A 2019 Gartner Research report** states that “a new, more expansive view of interoperability is in order. It predicts how interoperability will facilitate the entire care delivery life cycle and go beyond sharing information.” The Gartner Research report further states that “effective care transitions involve successfully completing complex care arrangement scenarios that are now done via phone and fax and other means. These complex arrangements are driven by real-time patient-related events that could be more effectively and efficiently orchestrated through an appropriate set of FHIR APIs.” Software solutions that employ FHIR APIs, like PatientShare, are key in enabling the transition from moving data around to orchestrating workflows.
PatientShare provides the option of adding another level of interoperability called Patient-mediated Exchange. This approach uses the HEART standard, which is a set of profiles that enhance the underlying standards of FHIR, OAuth, OpenID Connect and UMA (User Managed Access). Together, this approach puts the patient, or their proxy, in control of their data exchange while providing extra levels of security, privacy and transparency.
It works like this: The patient creates an electronic consent defining what she wishes to share at a granular level, with whom, and for how long. A “granular level,” refers to the patient deciding which parts of her data she wishes to share. PatientShare further provides a summary of her consents and an easy system to manage them. Built-in transparency enables the patient to see who has accessed her data and when.
On the receiving side, if a user has been granted permission, they would sign in, prove they are who they say they are, and would then have immediate access to any data shared with them. They would have access only to data that was explicitly shared by the patient.
PatientShare integrates with external identity providers, recommending that installations require a high level of authentication. Users are identity-proofed only once in advance using high-level multi-factor authentication, to ensure users are who they say they are.
Standards-based solutions that employ FHIR APIs, like PatientShare, facilitate collaboration across disconnected healthcare systems. These solutions go beyond enabling secure sharing of clinical data: the software also helps patients engage in their own care and can support adding patient-generated data to the picture.
We are now at an inflection point where the goal of secure seamless interoperability can become a reality, thanks to these advancements, which are brought to life in game-changing health technologies like PatientShare, powered by the Smile FHIR data platform. These solutions are not only bridging gaps in the healthcare system, they’re helping transform the health technology landscape. The result is better outcomes, greater transparency, more effective care collaboration, a reduced burden on providers, an improved patient and family caregiver experience, and lower costs for healthcare systems.
*Betsy Johnson is a fictional person, but her story is illustrative of real patients’ experiences.

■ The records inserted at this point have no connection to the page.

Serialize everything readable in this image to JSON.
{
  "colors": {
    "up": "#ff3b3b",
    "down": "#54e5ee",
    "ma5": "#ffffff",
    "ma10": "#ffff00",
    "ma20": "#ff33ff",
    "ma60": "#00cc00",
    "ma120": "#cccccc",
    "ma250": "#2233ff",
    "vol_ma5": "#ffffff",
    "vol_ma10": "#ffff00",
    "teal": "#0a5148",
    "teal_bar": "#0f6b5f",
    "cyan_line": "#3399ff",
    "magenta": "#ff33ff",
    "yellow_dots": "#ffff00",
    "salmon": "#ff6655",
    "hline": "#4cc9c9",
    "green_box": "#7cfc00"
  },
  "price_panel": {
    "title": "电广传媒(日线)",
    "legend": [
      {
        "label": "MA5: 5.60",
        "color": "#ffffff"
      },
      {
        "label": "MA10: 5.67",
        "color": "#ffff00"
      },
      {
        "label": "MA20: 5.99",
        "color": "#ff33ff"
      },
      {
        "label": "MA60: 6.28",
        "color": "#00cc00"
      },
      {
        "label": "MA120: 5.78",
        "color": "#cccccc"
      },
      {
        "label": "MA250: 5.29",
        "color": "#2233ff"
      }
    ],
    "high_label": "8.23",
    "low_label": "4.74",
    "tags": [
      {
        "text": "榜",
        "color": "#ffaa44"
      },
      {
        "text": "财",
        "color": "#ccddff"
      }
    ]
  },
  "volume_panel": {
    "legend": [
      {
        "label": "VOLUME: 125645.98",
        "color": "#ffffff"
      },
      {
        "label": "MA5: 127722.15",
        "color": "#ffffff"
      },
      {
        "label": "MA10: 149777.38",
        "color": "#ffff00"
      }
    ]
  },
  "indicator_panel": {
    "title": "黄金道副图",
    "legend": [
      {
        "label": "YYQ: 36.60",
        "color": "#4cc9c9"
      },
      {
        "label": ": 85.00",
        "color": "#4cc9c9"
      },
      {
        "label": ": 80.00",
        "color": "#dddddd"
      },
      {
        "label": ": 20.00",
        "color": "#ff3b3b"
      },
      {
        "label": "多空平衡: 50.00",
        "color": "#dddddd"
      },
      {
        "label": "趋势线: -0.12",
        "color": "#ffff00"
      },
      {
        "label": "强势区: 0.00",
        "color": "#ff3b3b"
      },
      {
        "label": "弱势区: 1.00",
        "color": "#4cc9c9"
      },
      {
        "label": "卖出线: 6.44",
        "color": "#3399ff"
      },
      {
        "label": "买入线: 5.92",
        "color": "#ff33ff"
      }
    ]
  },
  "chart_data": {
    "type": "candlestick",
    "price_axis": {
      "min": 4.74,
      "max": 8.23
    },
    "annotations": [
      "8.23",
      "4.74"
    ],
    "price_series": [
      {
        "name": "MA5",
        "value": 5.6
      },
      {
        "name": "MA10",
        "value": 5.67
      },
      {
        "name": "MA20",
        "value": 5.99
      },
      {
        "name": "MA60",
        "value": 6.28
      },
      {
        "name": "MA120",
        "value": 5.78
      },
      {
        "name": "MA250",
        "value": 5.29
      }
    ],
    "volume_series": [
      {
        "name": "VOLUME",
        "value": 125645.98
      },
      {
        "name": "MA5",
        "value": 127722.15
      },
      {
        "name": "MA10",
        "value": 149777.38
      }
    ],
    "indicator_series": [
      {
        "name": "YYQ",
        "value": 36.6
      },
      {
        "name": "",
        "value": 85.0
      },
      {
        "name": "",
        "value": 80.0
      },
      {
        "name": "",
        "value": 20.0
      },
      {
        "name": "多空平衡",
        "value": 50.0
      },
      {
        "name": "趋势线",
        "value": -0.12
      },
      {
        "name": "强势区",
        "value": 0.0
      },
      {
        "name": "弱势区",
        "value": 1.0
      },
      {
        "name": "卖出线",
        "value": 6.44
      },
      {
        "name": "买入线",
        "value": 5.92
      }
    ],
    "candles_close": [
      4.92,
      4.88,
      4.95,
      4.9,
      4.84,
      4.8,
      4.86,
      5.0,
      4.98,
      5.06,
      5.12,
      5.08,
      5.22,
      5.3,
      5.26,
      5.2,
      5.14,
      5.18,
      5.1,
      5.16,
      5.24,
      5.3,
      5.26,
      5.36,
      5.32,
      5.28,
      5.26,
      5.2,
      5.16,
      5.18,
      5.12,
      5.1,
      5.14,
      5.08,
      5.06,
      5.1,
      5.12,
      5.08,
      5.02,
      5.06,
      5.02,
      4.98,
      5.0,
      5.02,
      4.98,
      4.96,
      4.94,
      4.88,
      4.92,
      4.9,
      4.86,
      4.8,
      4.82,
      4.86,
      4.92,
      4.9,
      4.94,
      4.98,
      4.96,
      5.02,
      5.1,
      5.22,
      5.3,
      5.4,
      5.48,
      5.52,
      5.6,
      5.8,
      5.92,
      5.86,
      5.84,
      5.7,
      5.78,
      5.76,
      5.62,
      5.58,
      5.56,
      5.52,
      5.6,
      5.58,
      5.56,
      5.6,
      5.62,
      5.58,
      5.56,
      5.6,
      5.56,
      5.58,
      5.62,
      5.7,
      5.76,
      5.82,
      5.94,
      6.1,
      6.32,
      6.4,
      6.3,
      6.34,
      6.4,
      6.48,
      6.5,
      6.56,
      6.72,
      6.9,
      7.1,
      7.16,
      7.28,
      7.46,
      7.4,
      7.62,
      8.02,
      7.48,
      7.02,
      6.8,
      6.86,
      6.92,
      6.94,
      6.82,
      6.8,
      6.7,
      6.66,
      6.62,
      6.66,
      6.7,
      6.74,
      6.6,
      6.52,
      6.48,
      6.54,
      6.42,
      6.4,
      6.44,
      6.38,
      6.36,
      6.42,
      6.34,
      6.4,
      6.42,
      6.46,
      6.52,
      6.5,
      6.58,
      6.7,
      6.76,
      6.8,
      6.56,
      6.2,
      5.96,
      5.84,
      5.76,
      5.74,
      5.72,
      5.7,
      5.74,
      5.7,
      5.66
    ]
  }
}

The original persona for Betsy originated with Patient Centric Solution’s (PCS) early work with the PACIO work group where they focused on exchanging CMS assessments across care facilities. PCS then expanded the story to showcase a patient record that follows the patient and includes having Betsy create consents to enable secure access to her health data.
** Healthcare Provider CIOs: Shift Interoperability Strategy From Moving Data to Orchestrating Workflow, Barry Runyon, Gartner, February 25, 2019